I don’t typically read science books-something I plan to change- but I must say that I thought that this was an interesting and enjoyable book to read.
After reading Galileo’s Daughter , I found myself wanting to learn more about astronomy and to also read more from Dava Sobel. This book satisfied both.
What is this book about, exactly? It is a science book about the planets in our Solar System, but it’s also so much more. It’s a mix of science blended with history, held together by strong creative writing skills (the chapter on Mars is told from the POV of a rock!), with beautiful writing and poetic portrayals of the planets . I don’t think this is a typical science book.
Once again, Sobel does a wonderful job of weaving science and history, but this time she adds mythology, astrology and geology into the story. I thought that this made the far-away planets easier to understand and definitely a whole lot more interesting!
It’s a short book of only 231 pages. Each chapter focuses on a different planet, with a chapter also dedicated to the Sun and to the Moon.
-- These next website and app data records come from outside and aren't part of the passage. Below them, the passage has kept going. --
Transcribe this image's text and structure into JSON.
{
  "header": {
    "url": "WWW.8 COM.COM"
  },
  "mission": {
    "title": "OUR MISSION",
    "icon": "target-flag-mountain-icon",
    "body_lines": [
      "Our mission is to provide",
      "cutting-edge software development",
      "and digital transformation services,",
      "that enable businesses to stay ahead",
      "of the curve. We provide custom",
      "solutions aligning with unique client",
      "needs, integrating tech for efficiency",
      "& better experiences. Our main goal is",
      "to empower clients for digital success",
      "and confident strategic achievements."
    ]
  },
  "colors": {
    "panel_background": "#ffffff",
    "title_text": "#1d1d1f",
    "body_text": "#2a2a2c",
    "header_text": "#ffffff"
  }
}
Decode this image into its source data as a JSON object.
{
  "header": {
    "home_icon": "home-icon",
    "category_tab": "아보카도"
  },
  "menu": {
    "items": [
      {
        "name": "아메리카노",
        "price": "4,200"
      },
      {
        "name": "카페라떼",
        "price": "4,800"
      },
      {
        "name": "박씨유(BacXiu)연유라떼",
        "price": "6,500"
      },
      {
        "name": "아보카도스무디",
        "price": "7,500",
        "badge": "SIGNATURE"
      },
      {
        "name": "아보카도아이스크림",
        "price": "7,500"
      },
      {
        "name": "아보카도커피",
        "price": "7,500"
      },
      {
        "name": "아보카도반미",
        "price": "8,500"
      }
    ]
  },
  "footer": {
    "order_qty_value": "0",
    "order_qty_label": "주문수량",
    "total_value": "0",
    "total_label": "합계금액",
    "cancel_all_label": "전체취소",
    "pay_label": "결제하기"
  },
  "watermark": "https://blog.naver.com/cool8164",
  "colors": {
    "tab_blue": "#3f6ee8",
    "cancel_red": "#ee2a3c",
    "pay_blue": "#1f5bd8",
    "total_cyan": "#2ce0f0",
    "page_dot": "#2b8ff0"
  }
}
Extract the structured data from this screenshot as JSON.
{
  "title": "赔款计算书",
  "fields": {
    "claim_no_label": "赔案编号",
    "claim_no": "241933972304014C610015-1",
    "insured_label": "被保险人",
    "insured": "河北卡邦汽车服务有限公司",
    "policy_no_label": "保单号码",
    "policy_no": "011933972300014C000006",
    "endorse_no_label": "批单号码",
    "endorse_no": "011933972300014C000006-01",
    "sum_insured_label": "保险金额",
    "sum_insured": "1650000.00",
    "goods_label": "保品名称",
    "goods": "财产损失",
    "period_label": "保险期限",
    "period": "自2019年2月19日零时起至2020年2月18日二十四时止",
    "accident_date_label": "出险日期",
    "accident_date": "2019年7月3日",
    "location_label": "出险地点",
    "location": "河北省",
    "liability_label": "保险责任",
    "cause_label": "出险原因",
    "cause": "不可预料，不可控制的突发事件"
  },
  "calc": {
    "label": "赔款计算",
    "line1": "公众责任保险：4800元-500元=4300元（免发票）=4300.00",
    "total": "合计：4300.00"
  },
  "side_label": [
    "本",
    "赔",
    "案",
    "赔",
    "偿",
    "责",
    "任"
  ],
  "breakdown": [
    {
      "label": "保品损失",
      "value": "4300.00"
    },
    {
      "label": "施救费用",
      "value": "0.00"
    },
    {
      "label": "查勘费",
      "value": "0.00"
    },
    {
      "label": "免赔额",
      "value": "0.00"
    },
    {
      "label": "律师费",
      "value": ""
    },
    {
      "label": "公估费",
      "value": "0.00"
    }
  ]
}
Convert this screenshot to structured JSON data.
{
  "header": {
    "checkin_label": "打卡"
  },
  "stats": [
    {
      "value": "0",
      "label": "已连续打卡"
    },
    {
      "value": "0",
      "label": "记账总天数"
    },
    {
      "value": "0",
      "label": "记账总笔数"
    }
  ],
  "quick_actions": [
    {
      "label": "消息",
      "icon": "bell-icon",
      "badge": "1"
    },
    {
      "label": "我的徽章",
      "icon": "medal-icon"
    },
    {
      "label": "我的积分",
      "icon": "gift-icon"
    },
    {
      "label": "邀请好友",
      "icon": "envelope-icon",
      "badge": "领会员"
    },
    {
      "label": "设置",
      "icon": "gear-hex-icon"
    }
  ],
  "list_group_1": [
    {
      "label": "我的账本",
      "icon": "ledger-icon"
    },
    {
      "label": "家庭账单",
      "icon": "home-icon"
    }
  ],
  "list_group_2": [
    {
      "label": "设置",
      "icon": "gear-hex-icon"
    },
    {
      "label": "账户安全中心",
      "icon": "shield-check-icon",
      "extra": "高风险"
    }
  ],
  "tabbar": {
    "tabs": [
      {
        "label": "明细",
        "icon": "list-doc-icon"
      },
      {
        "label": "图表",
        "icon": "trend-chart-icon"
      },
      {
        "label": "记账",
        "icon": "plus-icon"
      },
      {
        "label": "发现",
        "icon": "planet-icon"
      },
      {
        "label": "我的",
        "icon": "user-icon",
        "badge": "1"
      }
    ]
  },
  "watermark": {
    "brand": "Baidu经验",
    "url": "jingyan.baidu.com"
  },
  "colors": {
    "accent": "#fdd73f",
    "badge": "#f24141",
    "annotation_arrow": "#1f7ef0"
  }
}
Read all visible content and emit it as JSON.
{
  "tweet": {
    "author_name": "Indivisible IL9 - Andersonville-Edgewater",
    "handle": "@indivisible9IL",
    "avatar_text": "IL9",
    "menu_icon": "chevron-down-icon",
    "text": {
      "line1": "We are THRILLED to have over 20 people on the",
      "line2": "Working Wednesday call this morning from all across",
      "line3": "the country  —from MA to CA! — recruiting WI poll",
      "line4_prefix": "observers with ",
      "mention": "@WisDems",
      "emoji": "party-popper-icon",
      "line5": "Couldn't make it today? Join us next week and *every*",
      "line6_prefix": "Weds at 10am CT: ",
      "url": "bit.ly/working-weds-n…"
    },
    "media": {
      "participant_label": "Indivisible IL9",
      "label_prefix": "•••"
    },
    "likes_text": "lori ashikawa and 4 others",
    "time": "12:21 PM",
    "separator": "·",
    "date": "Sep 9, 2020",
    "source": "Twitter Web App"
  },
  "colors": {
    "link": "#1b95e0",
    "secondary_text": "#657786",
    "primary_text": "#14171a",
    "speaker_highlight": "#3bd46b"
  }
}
In each of these chapters, Dava Sobel highlights an aspect of each planet that she then discusses in greater detail.
My favorite chapter has to be “Sci-Fi” , which is about Mars, and is told from the POV of “Allan Hills 84001” who is a Martian meteorite! Our narrator, the meteorite, is over 4 billion years old and was discovered in the Antarctic in 1984. Not only was it interesting to learn more about Mars, but this format was just plain fun to read!
Did you know that there is only one other rock as old as this meteorite in the hands of scientists today? It’s the “Genesis Rock” from the Moon. Again, were not talking millions of years, but rather, billions of years old. It’s crazy and fascinating that we have anything that old!
My next favorite chapter would have to be “Night Air” which is about the discovery of Uranus and Neptune. The reason I liked this chapter so much is because the author uses an epistolary format and I liked how this personalized the story of these two discoveries. In this chapter, Caroline Herschel, the sister of Sir William Herschel, who discovered Uranus, provides us with the historical details. And the events surrounding the discovery of these two planets is also really interesting!
Did you know that Neptune was discovered because there was something ‘off’ mathematically with the orbit of Uranus? It’s an interesting story!
This book may not be to everyone’s liking; however, if you would like an introduction to our Solar System that is told in a creative and original way, then pick up a copy and enjoy the trip through space! 🙂